**WHAT THE TASK ASKS:**
Please repeat all the entries. Nothing may differ.

*** SOURCE DATA ***

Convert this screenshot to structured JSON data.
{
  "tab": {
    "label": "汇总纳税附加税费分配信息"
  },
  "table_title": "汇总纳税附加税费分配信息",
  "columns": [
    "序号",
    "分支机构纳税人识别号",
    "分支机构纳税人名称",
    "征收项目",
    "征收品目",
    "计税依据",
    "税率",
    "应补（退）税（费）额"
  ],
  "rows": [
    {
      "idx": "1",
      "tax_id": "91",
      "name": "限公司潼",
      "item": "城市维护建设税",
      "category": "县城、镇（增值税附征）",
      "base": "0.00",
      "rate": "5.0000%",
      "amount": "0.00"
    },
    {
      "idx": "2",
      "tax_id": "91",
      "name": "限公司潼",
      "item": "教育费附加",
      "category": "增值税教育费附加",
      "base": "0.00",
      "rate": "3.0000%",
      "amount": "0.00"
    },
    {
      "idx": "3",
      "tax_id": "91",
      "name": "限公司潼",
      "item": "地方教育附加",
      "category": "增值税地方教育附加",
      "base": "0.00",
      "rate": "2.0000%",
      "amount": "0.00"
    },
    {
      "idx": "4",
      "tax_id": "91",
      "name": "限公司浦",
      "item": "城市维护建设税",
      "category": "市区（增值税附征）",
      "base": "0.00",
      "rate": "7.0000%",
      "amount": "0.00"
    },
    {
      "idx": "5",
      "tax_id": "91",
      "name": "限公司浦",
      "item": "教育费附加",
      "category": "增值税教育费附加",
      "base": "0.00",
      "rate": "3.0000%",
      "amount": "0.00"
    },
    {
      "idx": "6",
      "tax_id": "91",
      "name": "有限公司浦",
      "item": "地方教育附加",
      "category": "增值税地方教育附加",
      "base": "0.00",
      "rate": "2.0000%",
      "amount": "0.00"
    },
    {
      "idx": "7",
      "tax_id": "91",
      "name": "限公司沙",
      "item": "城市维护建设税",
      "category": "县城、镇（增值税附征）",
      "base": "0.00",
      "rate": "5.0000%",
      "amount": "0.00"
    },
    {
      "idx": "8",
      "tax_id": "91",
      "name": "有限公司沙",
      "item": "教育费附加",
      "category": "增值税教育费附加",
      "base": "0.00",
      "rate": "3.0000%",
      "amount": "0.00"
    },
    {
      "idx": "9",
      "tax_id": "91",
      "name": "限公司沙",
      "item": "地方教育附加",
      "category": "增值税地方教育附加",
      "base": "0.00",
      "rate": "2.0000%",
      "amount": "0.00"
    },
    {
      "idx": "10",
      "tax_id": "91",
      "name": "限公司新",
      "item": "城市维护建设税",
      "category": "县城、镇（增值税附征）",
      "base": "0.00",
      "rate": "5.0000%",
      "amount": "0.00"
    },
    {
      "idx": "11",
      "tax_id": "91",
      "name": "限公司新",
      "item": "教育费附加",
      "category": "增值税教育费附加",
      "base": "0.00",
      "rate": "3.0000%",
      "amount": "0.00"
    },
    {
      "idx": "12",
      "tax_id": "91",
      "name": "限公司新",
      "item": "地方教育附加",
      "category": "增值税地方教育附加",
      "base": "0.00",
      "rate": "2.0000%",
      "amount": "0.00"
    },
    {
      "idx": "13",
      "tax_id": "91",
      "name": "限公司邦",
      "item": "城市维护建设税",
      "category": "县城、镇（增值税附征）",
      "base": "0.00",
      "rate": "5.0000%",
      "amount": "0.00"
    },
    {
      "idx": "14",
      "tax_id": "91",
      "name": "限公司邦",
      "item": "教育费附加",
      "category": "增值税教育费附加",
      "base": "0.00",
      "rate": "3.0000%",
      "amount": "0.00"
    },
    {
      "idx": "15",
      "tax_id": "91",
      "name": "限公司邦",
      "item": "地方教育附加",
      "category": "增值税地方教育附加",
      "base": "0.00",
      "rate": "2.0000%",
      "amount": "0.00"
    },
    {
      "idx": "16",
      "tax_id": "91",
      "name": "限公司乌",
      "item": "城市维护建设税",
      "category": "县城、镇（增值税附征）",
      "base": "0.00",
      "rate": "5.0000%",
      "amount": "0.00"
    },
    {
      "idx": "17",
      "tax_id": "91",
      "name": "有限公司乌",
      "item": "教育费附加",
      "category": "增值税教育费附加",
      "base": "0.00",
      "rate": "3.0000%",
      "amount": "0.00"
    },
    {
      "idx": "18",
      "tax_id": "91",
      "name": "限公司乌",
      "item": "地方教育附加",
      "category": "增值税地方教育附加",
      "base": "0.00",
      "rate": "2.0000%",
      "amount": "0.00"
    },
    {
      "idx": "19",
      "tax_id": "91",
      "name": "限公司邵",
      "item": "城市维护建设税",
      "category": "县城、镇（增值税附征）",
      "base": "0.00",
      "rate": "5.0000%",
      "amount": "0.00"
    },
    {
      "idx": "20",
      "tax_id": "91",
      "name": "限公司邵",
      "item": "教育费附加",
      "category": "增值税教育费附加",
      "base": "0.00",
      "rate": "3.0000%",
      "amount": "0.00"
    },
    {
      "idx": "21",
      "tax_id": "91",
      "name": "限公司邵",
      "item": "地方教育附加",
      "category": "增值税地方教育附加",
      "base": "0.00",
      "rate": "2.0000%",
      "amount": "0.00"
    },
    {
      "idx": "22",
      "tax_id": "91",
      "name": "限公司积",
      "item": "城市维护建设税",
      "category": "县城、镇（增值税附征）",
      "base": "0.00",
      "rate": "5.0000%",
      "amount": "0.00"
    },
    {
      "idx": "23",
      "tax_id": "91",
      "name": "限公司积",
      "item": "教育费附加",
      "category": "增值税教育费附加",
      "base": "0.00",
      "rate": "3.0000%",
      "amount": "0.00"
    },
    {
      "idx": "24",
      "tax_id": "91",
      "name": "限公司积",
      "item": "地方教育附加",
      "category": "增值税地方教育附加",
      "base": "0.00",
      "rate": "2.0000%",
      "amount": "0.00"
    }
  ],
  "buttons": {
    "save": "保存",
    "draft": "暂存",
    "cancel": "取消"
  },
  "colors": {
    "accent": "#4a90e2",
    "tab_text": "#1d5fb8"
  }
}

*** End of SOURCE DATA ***

**ANSWER AREA:**
Convert this screenshot to structured JSON data.
{
  "tab": {
    "label": "汇总纳税附加税费分配信息"
  },
  "table_title": "汇总纳税附加税费分配信息",
  "columns": [
    "序号",
    "分支机构纳税人识别号",
    "分支机构纳税人名称",
    "征收项目",
    "征收品目",
    "计税依据",
    "税率",
    "应补（退）税（费）额"
  ],
  "rows": [
    {
      "idx": "1",
      "tax_id": "91",
      "name": "限公司潼",
      "item": "城市维护建设税",
      "category": "县城、镇（增值税附征）",
      "base": "0.00",
      "rate": "5.0000%",
      "amount": "0.00"
    },
    {
      "idx": "2",
      "tax_id": "91",
      "name": "限公司潼",
      "item": "教育费附加",
      "category": "增值税教育费附加",
      "base": "0.00",
      "rate": "3.0000%",
      "amount": "0.00"
    },
    {
      "idx": "3",
      "tax_id": "91",
      "name": "限公司潼",
      "item": "地方教育附加",
      "category": "增值税地方教育附加",
      "base": "0.00",
      "rate": "2.0000%",
      "amount": "0.00"
    },
    {
      "idx": "4",
      "tax_id": "91",
      "name": "限公司浦",
      "item": "城市维护建设税",
      "category": "市区（增值税附征）",
      "base": "0.00",
      "rate": "7.0000%",
      "amount": "0.00"
    },
    {
      "idx": "5",
      "tax_id": "91",
      "name": "限公司浦",
      "item": "教育费附加",
      "category": "增值税教育费附加",
      "base": "0.00",
      "rate": "3.0000%",
      "amount": "0.00"
    },
    {
      "idx": "6",
      "tax_id": "91",
      "name": "有限公司浦",
      "item": "地方教育附加",
      "category": "增值税地方教育附加",
      "base": "0.00",
      "rate": "2.0000%",
      "amount": "0.00"
    },
    {
      "idx": "7",
      "tax_id": "91",
      "name": "限公司沙",
      "item": "城市维护建设税",
      "category": "县城、镇（增值税附征）",
      "base": "0.00",
      "rate": "5.0000%",
      "amount": "0.00"
    },
    {
      "idx": "8",
      "tax_id": "91",
      "name": "有限公司沙",
      "item": "教育费附加",
      "category": "增值税教育费附加",
      "base": "0.00",
      "rate": "3.0000%",
      "amount": "0.00"
    },
    {
      "idx": "9",
      "tax_id": "91",
      "name": "限公司沙",
      "item": "地方教育附加",
      "category": "增值税地方教育附加",
      "base": "0.00",
      "rate": "2.0000%",
      "amount": "0.00"
    },
    {
      "idx": "10",
      "tax_id": "91",
      "name": "限公司新",
      "item": "城市维护建设税",
      "category": "县城、镇（增值税附征）",
      "base": "0.00",
      "rate": "5.0000%",
      "amount": "0.00"
    },
    {
      "idx": "11",
      "tax_id": "91",
      "name": "限公司新",
      "item": "教育费附加",
      "category": "增值税教育费附加",
      "base": "0.00",
      "rate": "3.0000%",
      "amount": "0.00"
    },
    {
      "idx": "12",
      "tax_id": "91",
      "name": "限公司新",
      "item": "地方教育附加",
      "category": "增值税地方教育附加",
      "base": "0.00",
      "rate": "2.0000%",
      "amount": "0.00"
    },
    {
      "idx": "13",
      "tax_id": "91",
      "name": "限公司邦",
      "item": "城市维护建设税",
      "category": "县城、镇（增值税附征）",
      "base": "0.00",
      "rate": "5.0000%",
      "amount": "0.00"
    },
    {
      "idx": "14",
      "tax_id": "91",
      "name": "限公司邦",
      "item": "教育费附加",
      "category": "增值税教育费附加",
      "base": "0.00",
      "rate": "3.0000%",
      "amount": "0.00"
    },
    {
      "idx": "15",
      "tax_id": "91",
      "name": "限公司邦",
      "item": "地方教育附加",
      "category": "增值税地方教育附加",
      "base": "0.00",
      "rate": "2.0000%",
      "amount": "0.00"
    },
    {
      "idx": "16",
      "tax_id": "91",
      "name": "限公司乌",
      "item": "城市维护建设税",
      "category": "县城、镇（增值税附征）",
      "base": "0.00",
      "rate": "5.0000%",
      "amount": "0.00"
    },
    {
      "idx": "17",
      "tax_id": "91",
      "name": "有限公司乌",
      "item": "教育费附加",
      "category": "增值税教育费附加",
      "base": "0.00",
      "rate": "3.0000%",
      "amount": "0.00"
    },
    {
      "idx": "18",
      "tax_id": "91",
      "name": "限公司乌",
      "item": "地方教育附加",
      "category": "增值税地方教育附加",
      "base": "0.00",
      "rate": "2.0000%",
      "amount": "0.00"
    },
    {
      "idx": "19",
      "tax_id": "91",
      "name": "限公司邵",
      "item": "城市维护建设税",
      "category": "县城、镇（增值税附征）",
      "base": "0.00",
      "rate": "5.0000%",
      "amount": "0.00"
    },
    {
      "idx": "20",
      "tax_id": "91",
      "name": "限公司邵",
      "item": "教育费附加",
      "category": "增值税教育费附加",
      "base": "0.00",
      "rate": "3.0000%",
      "amount": "0.00"
    },
    {
      "idx": "21",
      "tax_id": "91",
      "name": "限公司邵",
      "item": "地方教育附加",
      "category": "增值税地方教育附加",
      "base": "0.00",
      "rate": "2.0000%",
      "amount": "0.00"
    },
    {
      "idx": "22",
      "tax_id": "91",
      "name": "限公司积",
      "item": "城市维护建设税",
      "category": "县城、镇（增值税附征）",
      "base": "0.00",
      "rate": "5.0000%",
      "amount": "0.00"
    },
    {
      "idx": "23",
      "tax_id": "91",
      "name": "限公司积",
      "item": "教育费附加",
      "category": "增值税教育费附加",
      "base": "0.00",
      "rate": "3.0000%",
      "amount": "0.00"
    },
    {
      "idx": "24",
      "tax_id": "91",
      "name": "限公司积",
      "item": "地方教育附加",
      "category": "增值税地方教育附加",
      "base": "0.00",
      "rate": "2.0000%",
      "amount": "0.00"
    }
  ],
  "buttons": {
    "save": "保存",
    "draft": "暂存",
    "cancel": "取消"
  },
  "colors": {
    "accent": "#4a90e2",
    "tab_text": "#1d5fb8"
  }
}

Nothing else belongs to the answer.